Karen Hinkley, who was disciplined by The Village Church (TVC) after she annulled her marriage to Jordan Root, who had admitted viewing images of child abuse, has been reconciled to the church's leadership after a meeting on June 3 with lead pastors Matt Chandler and Josh Patterson.
However, while statements released by Hinkley and TVC both speak of a moving encounter involving repentance and forgiveness, questions about the church's strict membership covenant are likely to remain.
Hinkley's treatment by the church caused a media storm and led to a period of soul-searching by the church's leaders. She and her then husband were members of TVC and missionaries with the SIM organisation in East Asia when Root was found to be viewing child abuse images.
Root entered a "process of walking in repentance" which saw him removed from ministry and reported to the authorities. However, Hinkley was told that her move to have the marriage annulled placed her in breach of the church's membership covenant. She was also told that her resignation of membership could not be accepted while she was in breach of the covenant.
Now, Hinkley and TVC have released statements describing a moving face-to-face meeting at which Chandler and Patterson asked forgiveness for TVC's actions.
TVC's statement says that they "specifically told Karen, after further review of her situation, that she did have biblical grounds for divorce or annulment, that she should have been released from Covenant Membership as she requested and that she should not have been put under church discipline".
It continues: "Matt and Josh reiterated that they were not there to defend the actions of The Village but simply to repent and hear from Karen directly. Karen's response was seasoned with faith, hope and love. She graciously accepted the apology and extended forgiveness. This beautiful exchange set the tone for the rest of the day, which was spent trying to unwind stories, clarify confusion and discuss next steps."
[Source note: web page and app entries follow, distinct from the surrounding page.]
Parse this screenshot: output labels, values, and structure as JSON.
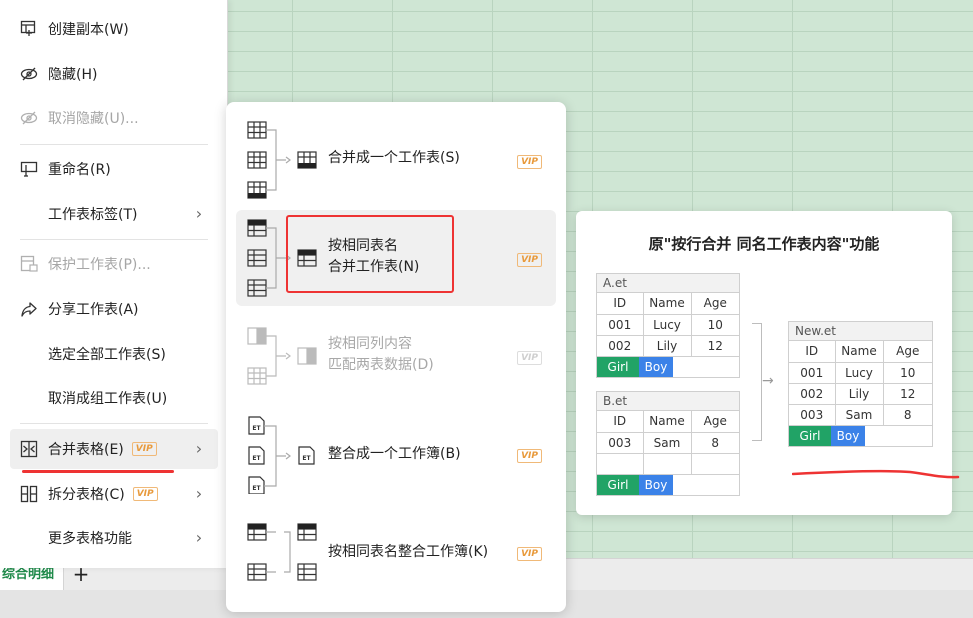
{
  "menu": {
    "items": [
      {
        "label": "创建副本(W)",
        "icon": "copy-sheet-icon"
      },
      {
        "label": "隐藏(H)",
        "icon": "hide-icon"
      },
      {
        "label": "取消隐藏(U)...",
        "icon": "unhide-icon",
        "disabled": true
      },
      {
        "label": "重命名(R)",
        "icon": "rename-icon"
      },
      {
        "label": "工作表标签(T)",
        "icon": ""
      },
      {
        "label": "保护工作表(P)...",
        "icon": "protect-sheet-icon",
        "disabled": true
      },
      {
        "label": "分享工作表(A)",
        "icon": "share-icon"
      },
      {
        "label": "选定全部工作表(S)",
        "icon": ""
      },
      {
        "label": "取消成组工作表(U)",
        "icon": ""
      },
      {
        "label": "合并表格(E)",
        "icon": "merge-tables-icon",
        "vip": "VIP"
      },
      {
        "label": "拆分表格(C)",
        "icon": "split-tables-icon",
        "vip": "VIP"
      },
      {
        "label": "更多表格功能",
        "icon": ""
      }
    ]
  },
  "submenu": {
    "items": [
      {
        "label": "合并成一个工作表(S)",
        "vip": "VIP"
      },
      {
        "label_line1": "按相同表名",
        "label_line2": "合并工作表(N)",
        "vip": "VIP"
      },
      {
        "label_line1": "按相同列内容",
        "label_line2": "匹配两表数据(D)",
        "vip": "VIP",
        "disabled": true
      },
      {
        "label": "整合成一个工作簿(B)",
        "vip": "VIP"
      },
      {
        "label": "按相同表名整合工作簿(K)",
        "vip": "VIP"
      }
    ],
    "et_label": "ET"
  },
  "preview": {
    "title": "原\"按行合并 同名工作表内容\"功能",
    "table_a": {
      "name": "A.et",
      "headers": [
        "ID",
        "Name",
        "Age"
      ],
      "rows": [
        [
          "001",
          "Lucy",
          "10"
        ],
        [
          "002",
          "Lily",
          "12"
        ]
      ],
      "tags": [
        "Girl",
        "Boy"
      ]
    },
    "table_b": {
      "name": "B.et",
      "headers": [
        "ID",
        "Name",
        "Age"
      ],
      "rows": [
        [
          "003",
          "Sam",
          "8"
        ],
        [
          "",
          "",
          ""
        ]
      ],
      "tags": [
        "Girl",
        "Boy"
      ]
    },
    "table_new": {
      "name": "New.et",
      "headers": [
        "ID",
        "Name",
        "Age"
      ],
      "rows": [
        [
          "001",
          "Lucy",
          "10"
        ],
        [
          "002",
          "Lily",
          "12"
        ],
        [
          "003",
          "Sam",
          "8"
        ]
      ],
      "tags": [
        "Girl",
        "Boy"
      ]
    }
  },
  "tabbar": {
    "sheet_name": "综合明细",
    "add_label": "+"
  },
  "colors": {
    "accent_red": "#e33333",
    "vip_orange": "#e89a3c",
    "tag_green": "#21a366",
    "tag_blue": "#3b82e8",
    "sheet_green": "#cfe6d4"
  }
}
Hinkley wrote: "Matt and Josh looked me in the eyes, apologised, and asked for forgiveness. They told me that they felt awful about how I had been treated. They said I had biblical grounds for annulment or divorce, that I should have been granted my withdrawal from membership immediately, and that I never should have been put under discipline. They wanted to hear anything I was willing to say about what had happened, and they promised to do everything they could to make it right and make sure that what happened to me never happened to anyone again. I thanked them for their obvious sincerity and forgave them."
She added: "Matt and Josh promised many changes to come, and I have watched with joy over the past week as they have kept their word and begun to implement those changes."
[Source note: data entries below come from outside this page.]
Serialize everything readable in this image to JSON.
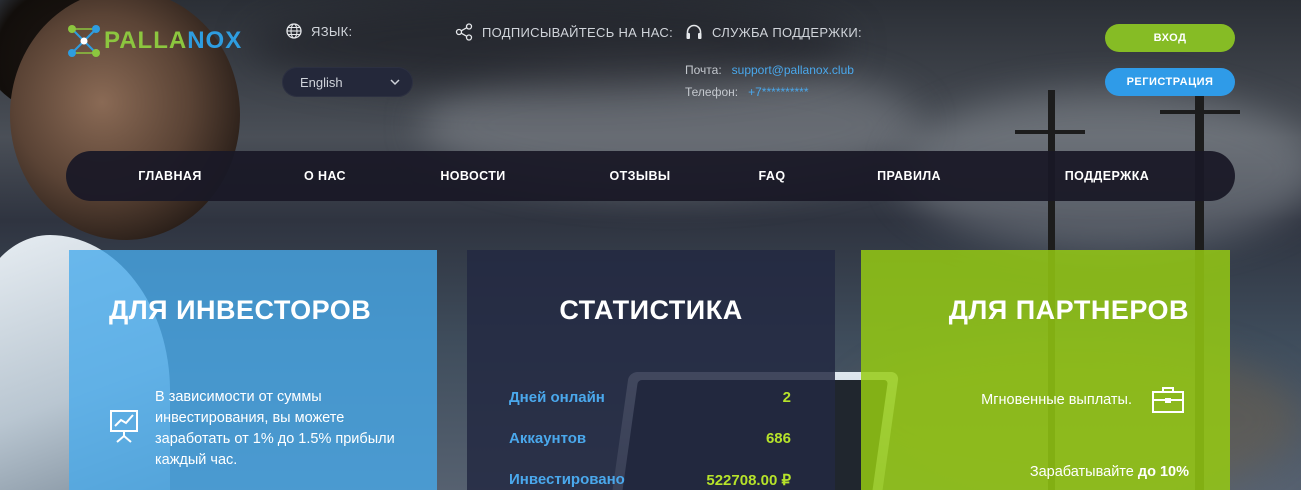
{
  "brand": {
    "name_part1": "PALLA",
    "name_part2": "NOX"
  },
  "header": {
    "language_label": "ЯЗЫК:",
    "language_selected": "English",
    "subscribe_label": "ПОДПИСЫВАЙТЕСЬ НА НАС:",
    "support_label": "СЛУЖБА ПОДДЕРЖКИ:",
    "email_label": "Почта:",
    "email_value": "support@pallanox.club",
    "phone_label": "Телефон:",
    "phone_value": "+7**********",
    "login_label": "ВХОД",
    "register_label": "РЕГИСТРАЦИЯ"
  },
  "nav": {
    "items": [
      {
        "label": "ГЛАВНАЯ"
      },
      {
        "label": "О НАС"
      },
      {
        "label": "НОВОСТИ"
      },
      {
        "label": "ОТЗЫВЫ"
      },
      {
        "label": "FAQ"
      },
      {
        "label": "ПРАВИЛА"
      },
      {
        "label": "ПОДДЕРЖКА"
      }
    ]
  },
  "investors": {
    "title": "ДЛЯ ИНВЕСТОРОВ",
    "text": "В зависимости от суммы инвестирования, вы можете заработать от 1% до 1.5% прибыли каждый час.",
    "icon": "presentation-chart-icon"
  },
  "stats": {
    "title": "СТАТИСТИКА",
    "rows": [
      {
        "label": "Дней онлайн",
        "value": "2"
      },
      {
        "label": "Аккаунтов",
        "value": "686"
      },
      {
        "label": "Инвестировано",
        "value": "522708.00 ₽"
      }
    ]
  },
  "partners": {
    "title": "ДЛЯ ПАРТНЕРОВ",
    "line1": "Мгновенные выплаты.",
    "line2_prefix": "Зарабатывайте ",
    "line2_bold": "до 10%",
    "icon": "briefcase-icon"
  },
  "colors": {
    "green": "#86bc25",
    "blue": "#2f9be8",
    "nav_bg": "#1a1826",
    "stat_value": "#b6e32a"
  }
}
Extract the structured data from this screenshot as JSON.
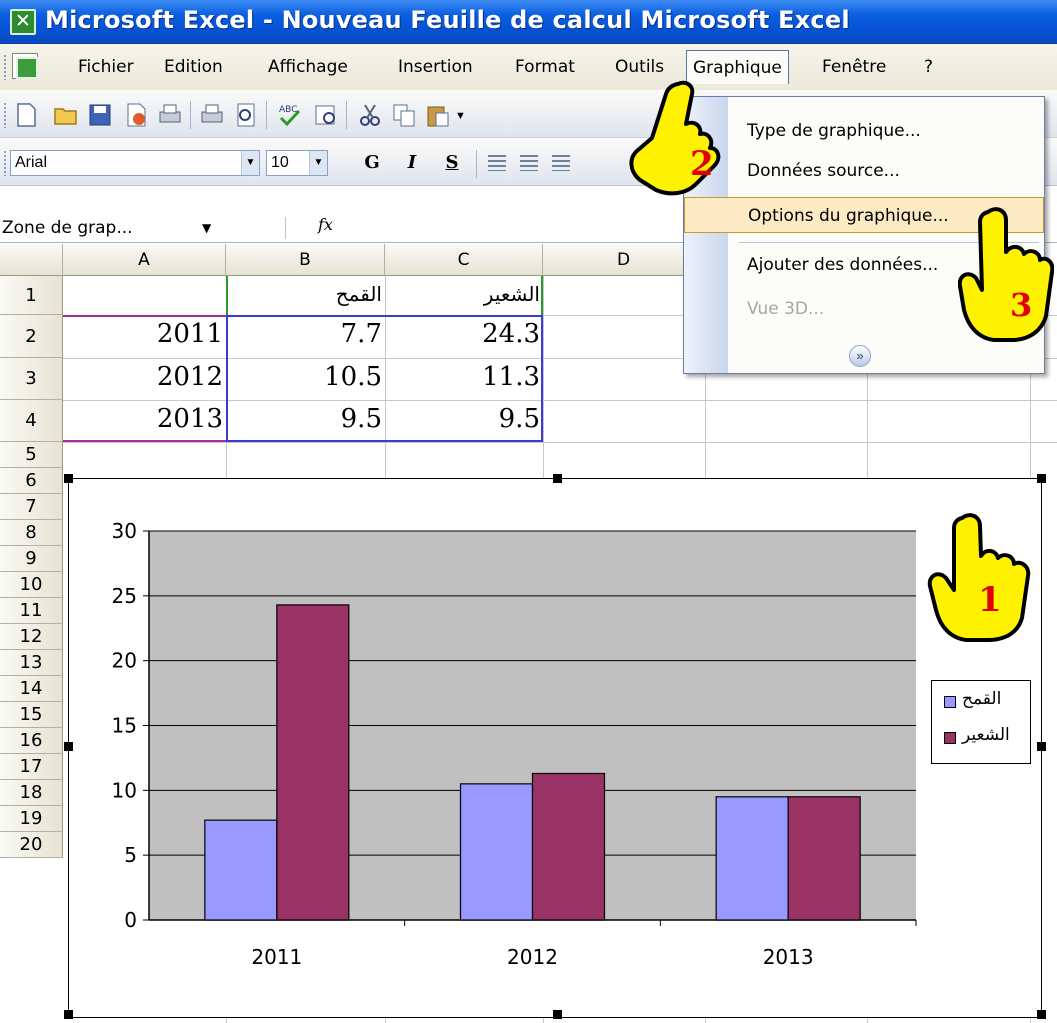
{
  "window": {
    "title": "Microsoft Excel - Nouveau Feuille de calcul Microsoft Excel"
  },
  "menubar": {
    "items": [
      "Fichier",
      "Edition",
      "Affichage",
      "Insertion",
      "Format",
      "Outils",
      "Graphique",
      "Fenêtre",
      "?"
    ],
    "active": "Graphique"
  },
  "formatting": {
    "font": "Arial",
    "size": "10",
    "bold": "G",
    "italic": "I",
    "underline": "S"
  },
  "formula_bar": {
    "name_box": "Zone de grap...",
    "fx": "fx",
    "content": ""
  },
  "sheet": {
    "columns": [
      "A",
      "B",
      "C",
      "D"
    ],
    "rows": [
      "1",
      "2",
      "3",
      "4",
      "5",
      "6",
      "7",
      "8",
      "9",
      "10",
      "11",
      "12",
      "13",
      "14",
      "15",
      "16",
      "17",
      "18",
      "19",
      "20"
    ],
    "headers": [
      "",
      "القمح",
      "الشعير"
    ],
    "data": [
      [
        "2011",
        "7.7",
        "24.3"
      ],
      [
        "2012",
        "10.5",
        "11.3"
      ],
      [
        "2013",
        "9.5",
        "9.5"
      ]
    ]
  },
  "chart_data": {
    "type": "bar",
    "categories": [
      "2011",
      "2012",
      "2013"
    ],
    "series": [
      {
        "name": "القمح",
        "values": [
          7.7,
          10.5,
          9.5
        ],
        "color": "#9999ff"
      },
      {
        "name": "الشعير",
        "values": [
          24.3,
          11.3,
          9.5
        ],
        "color": "#993366"
      }
    ],
    "ylim": [
      0,
      30
    ],
    "yticks": [
      "0",
      "5",
      "10",
      "15",
      "20",
      "25",
      "30"
    ],
    "grid": true,
    "plot_background": "#c0c0c0",
    "legend": "right",
    "title": "",
    "xlabel": "",
    "ylabel": ""
  },
  "dropdown": {
    "items": [
      {
        "label": "Type de graphique...",
        "state": "normal"
      },
      {
        "label": "Données source...",
        "state": "normal"
      },
      {
        "label": "Options du graphique...",
        "state": "hover"
      },
      {
        "label": "Ajouter des données...",
        "state": "normal"
      },
      {
        "label": "Vue 3D...",
        "state": "disabled"
      }
    ],
    "expand_icon": "chevron-double-down-icon"
  },
  "annotations": {
    "steps": [
      "1",
      "2",
      "3"
    ],
    "hand_color": "#fff200",
    "number_color": "#e00000"
  }
}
In its emailed statement to members, TVC said it had engaged a licensed sex offender treatment provider to counsel Jordan Root and that it would reassess its abuse prevention procedures.
Significantly, it also said: "The elders have also already had several meetings, both small and large, to review our current practice and procedures. There will be definite changes to our system based on these meetings, including a much more patient process before a member enters formal church discipline."
The application of the church's discipline process, based on a membership covenant described as "A Weighty but Wonderful Commitment", has been at the heart of the controversy, which saw TVC branded as having treated Karen Hinkley less favourably than her then husband. One clause in its covenant commits members to "preserve the gift of marriage" and to "walk through the steps of marriage reconciliation at The Village Church before pursuing divorce from my spouse", which Hinkley did not do. The clause has been criticised as too restrictive and intrusive; while TVC has promised a "much more patient process", it has not said it will review its covenant.
In a recognition that debate over the wider issues will continue, Hinkley concludes her statement by saying: "I know this is not the end of the story for many, but I believe it is the end of the story for me."
She adds: "I believe it is time for me to move on in peace, trusting God to finish the good work He has started at The Village Church. I believe God is using what happened to me to do something beautiful, in His time and in His way, and for that I am exceedingly thankful."